Joshua and I got all that and more, as the Mets ambushed Edinson Volquez and the Padres early, then poured it on. It was what I needed, what we all needed, but most definitely what my kid needed. There was Jon Niese, looking not at all dull with a baseball or a bat in his hands. There was Daniel Murphy, swinging the bat on his birthday like sitting out spring training was the best idea in the world.
And there, best of all, was Collin Cowgill.

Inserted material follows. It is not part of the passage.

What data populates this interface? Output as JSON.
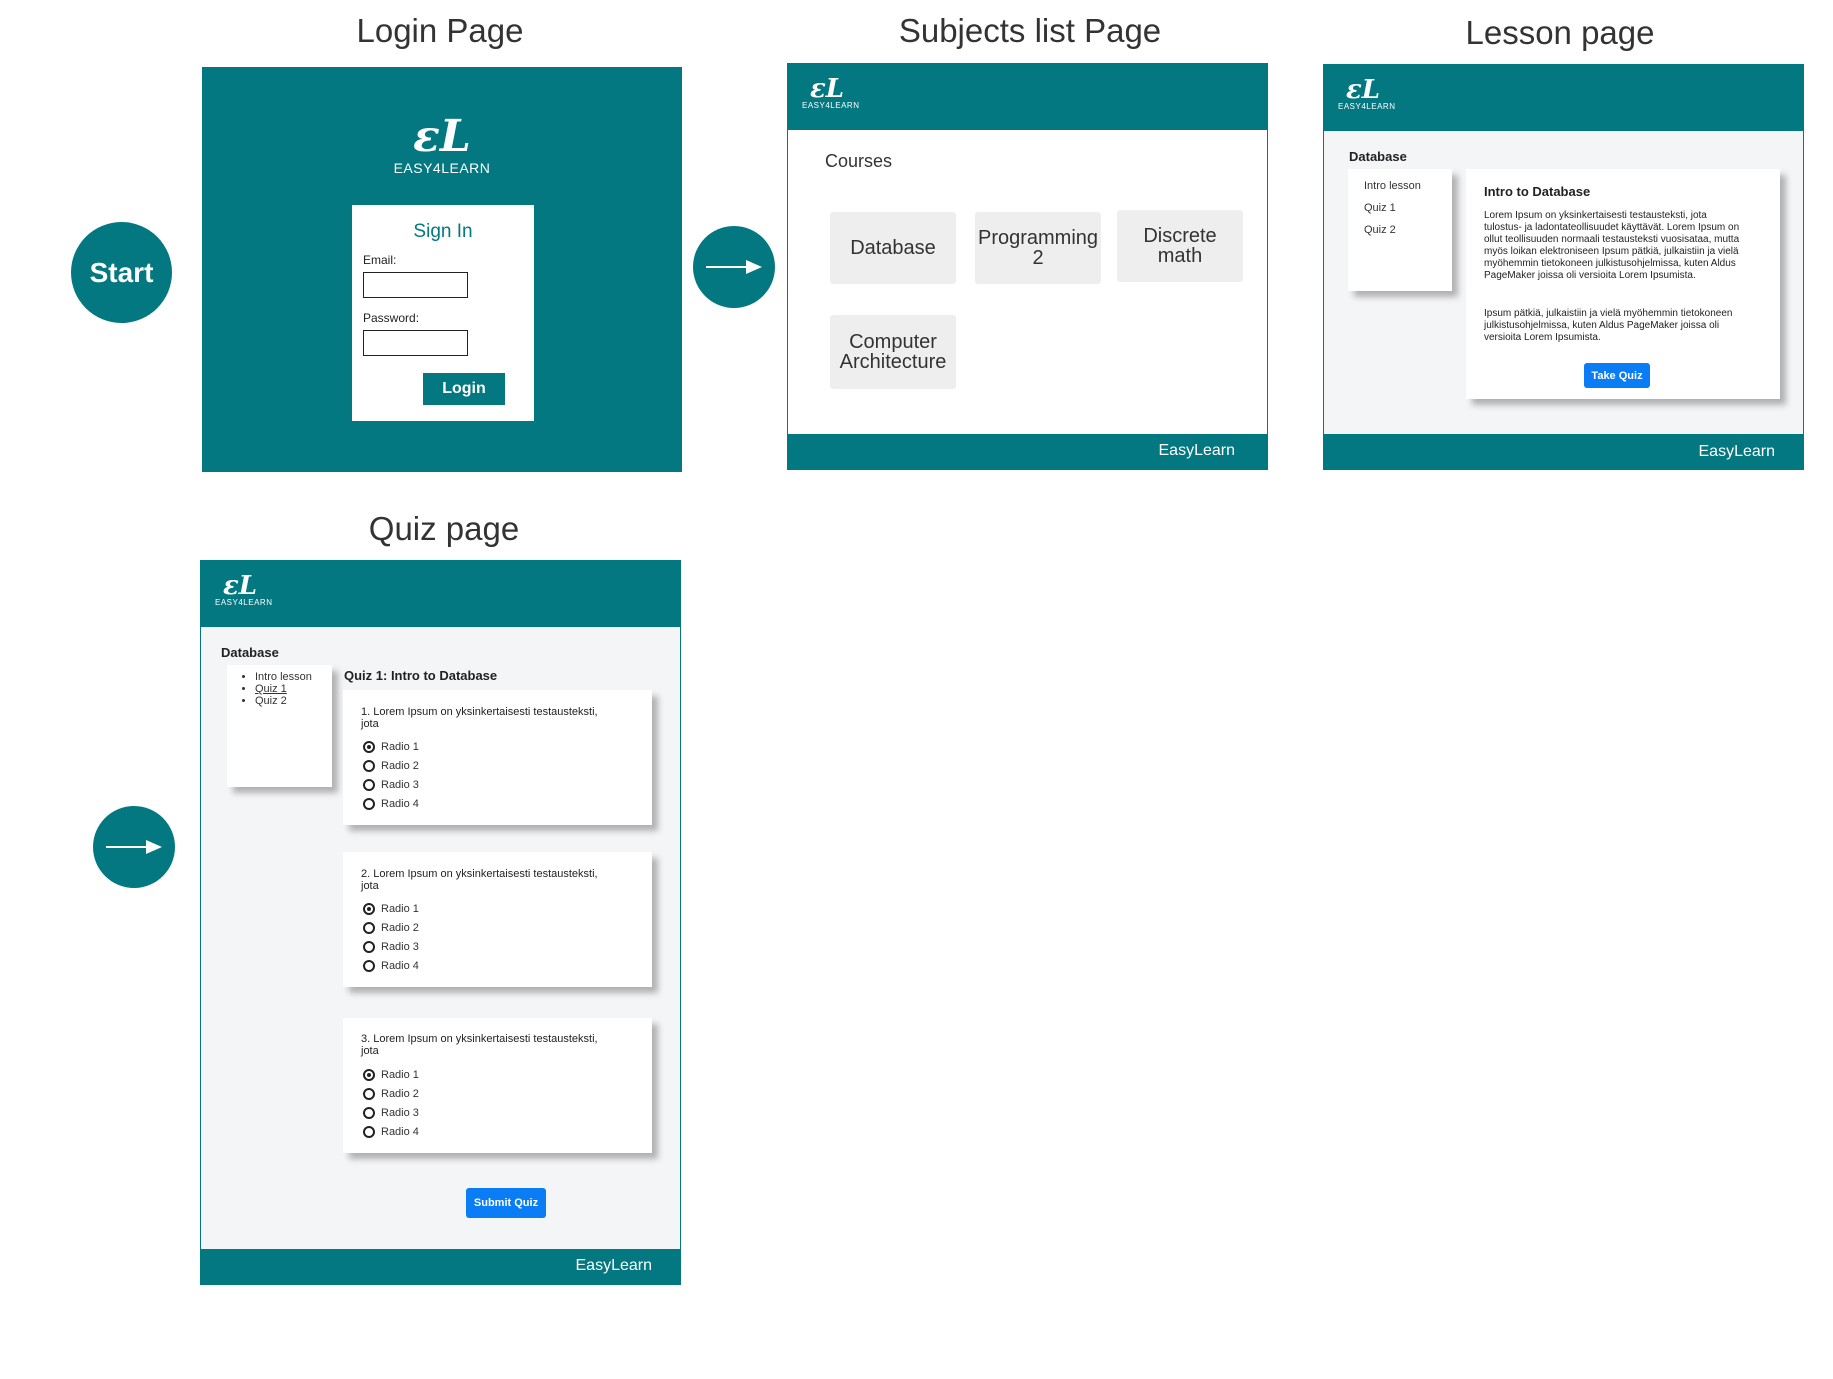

Yesterday morning I probably would have misspelled Cowgill’s first name, and I doubt Joshua would have recognized either first or last. By yesterday afternoon, the kid was a charter member of Team Cowgill. There was the grand slam, of course, a laser to reconfigured left field that came with a brief, Santosian delay before it could be celebrated in full. But there was also the sight of Cowgill turning a single and Carlos Quentin’s misadventures into a double, his sensibly policing Lucas Duda’s galumphing around left, and the general impression of barely contained mayhem left by our pint-sized, curiously cat-eyed new outfielder.
To me, Cowgill’s number says Dykstra while his hustle says Miller with a side of Cangelosi. To Joshua, he’s just Collin Cowgill — and that’s good enough.
Baseball is humanity’s greatest artform, played by a never-ending succession of boys of summer. That’s its glory. The sadness creeps in with the fact that those boys of summer arrive with built-in expirations, unknown to us or to them but inevitable nonetheless. New boys of summer are always arriving to take their place, which is glory and sadness intertwined and inextricably tangled.
I was thinking of all of that yesterday — of arrivals and departures. So was Joshua. By the end, though, he was thinking only of arrivals. And that was as I desperately wanted it to be.